This sample VAT Act is based on the Legal Department's work in several countries in southern Africa (including Namibia, Botswana, and Ethiopia). The principal author is Alan Schenk (Professor of Law, Wayne State University, and technical adviser, Legal Department, IMF). Vatopia has the broadest tax base of the various samples, with the fewest supplies exempt from tax or zero-rated. This sample contains a number of provisions not included in Republica or Fantasia. The Vatopia VAT is imposed on gambling, provides relief for bad debts, provides notional credits for second-hand goods acquired in nontaxable transactions for resale, and permits some firms to apply for separate reporting by branches. Vatopia provides more detailed statutory guidance on the scope of transactions entitled to zero rating. Vatopia includes specific rules covering a wider variety of supplies. As a result, Vatopia provides more extensive timing and valuation rules for these supplies. Vatopia provides for quicker refunds for exporters and a mechanism for the Minister to authorize tax refunds to travellers exporting goods in their accompanied baggage. Vatopia provides the structure for the Minister to tax more financial services, such as fee-based services taxed in a growing number of countries.
See also the Explanatory Notes.
This sample Republica VAT Act and Explanatory Notes are based on the Legal Department's work in Uganda, Lesotho, The Gambia and Tonga. The principal authors are two technical advisers to the IMF Legal Department, Lee Burns of the University of Sydney Faculty of Law, and Alan Schenk of Wayne State University Law School. Compared with Vatopia, Republica classifies fewer transactions as supplies of goods or services and therefore contains fewer rules governing the time and value of specific supplies.

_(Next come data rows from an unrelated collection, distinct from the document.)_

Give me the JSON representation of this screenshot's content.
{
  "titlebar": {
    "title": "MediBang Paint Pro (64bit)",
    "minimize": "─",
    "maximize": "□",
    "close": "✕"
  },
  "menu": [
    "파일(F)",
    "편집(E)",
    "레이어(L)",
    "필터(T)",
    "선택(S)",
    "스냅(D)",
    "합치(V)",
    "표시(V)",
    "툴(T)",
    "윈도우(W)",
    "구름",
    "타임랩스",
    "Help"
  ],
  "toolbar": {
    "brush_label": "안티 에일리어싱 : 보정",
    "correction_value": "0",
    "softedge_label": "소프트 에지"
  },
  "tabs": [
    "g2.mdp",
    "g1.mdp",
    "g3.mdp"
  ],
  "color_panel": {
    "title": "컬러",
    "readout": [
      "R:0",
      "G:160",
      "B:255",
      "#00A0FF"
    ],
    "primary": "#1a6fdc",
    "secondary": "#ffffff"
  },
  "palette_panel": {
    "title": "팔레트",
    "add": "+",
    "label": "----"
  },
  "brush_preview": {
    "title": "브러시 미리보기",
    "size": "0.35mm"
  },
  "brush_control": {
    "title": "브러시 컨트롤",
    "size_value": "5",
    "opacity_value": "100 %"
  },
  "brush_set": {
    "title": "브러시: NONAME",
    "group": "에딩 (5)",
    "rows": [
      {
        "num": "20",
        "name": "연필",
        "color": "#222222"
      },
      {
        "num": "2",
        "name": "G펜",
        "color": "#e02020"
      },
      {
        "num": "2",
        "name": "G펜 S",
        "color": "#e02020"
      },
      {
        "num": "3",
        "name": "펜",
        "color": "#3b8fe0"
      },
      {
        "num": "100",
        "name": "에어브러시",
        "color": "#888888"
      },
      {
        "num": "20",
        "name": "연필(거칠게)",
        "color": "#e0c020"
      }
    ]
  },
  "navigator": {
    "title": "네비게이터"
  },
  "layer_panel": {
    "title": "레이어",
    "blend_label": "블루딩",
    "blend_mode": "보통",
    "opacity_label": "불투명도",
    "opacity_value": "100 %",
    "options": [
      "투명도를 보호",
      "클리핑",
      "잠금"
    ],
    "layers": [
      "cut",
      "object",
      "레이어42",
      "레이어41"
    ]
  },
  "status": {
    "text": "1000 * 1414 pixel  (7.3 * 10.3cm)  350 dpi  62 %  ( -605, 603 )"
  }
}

Republica limits the administrative decisions by the Commissioner that are subject to challenge through the objection procedure in the Act. Republica has a narrower tax base as a result of a broader range of exemptions.
This sample New Vatopia Act is an updated version of Vatopia that adds in footnotes various alternatives to the rules included in the Act. New Vatopia also edits and clarifies many of the sections of the Vatopia VAT. The sections are rearranged to conform more closely to modern VAT structures. New Vatopia adds some new sections, including one that authorizes the bringing of criminal charges (including a time limit to bring charges). It adds rules for promoters of public entertainment, especially when the entertainment involves foreign entertainers who are in the country for a limited period of time. As mentioned above, a major difference between Vatopia and New Vatopia is that the latter adds alternatives to the rules in the Act. For example, see the footnotes to:
1. section 5 discussing an alternative way to treat sales by the State and local authorities;
2. section 12 discussing the new European Union rules on the place of supply of goods and services;
3. section 27 discussing an alternative way to value sales of second-hand goods;
4. section 32 discussing the option to provide for the issuance of tax invoices only in the case of taxable sales to registered purchasers;
5. Schedule I and II discussing the reliance on regulations instead of the schedules to define the scope of zero-rated and exempt supplies; and
6. Schedule II discussing an alternative treatment of financial services.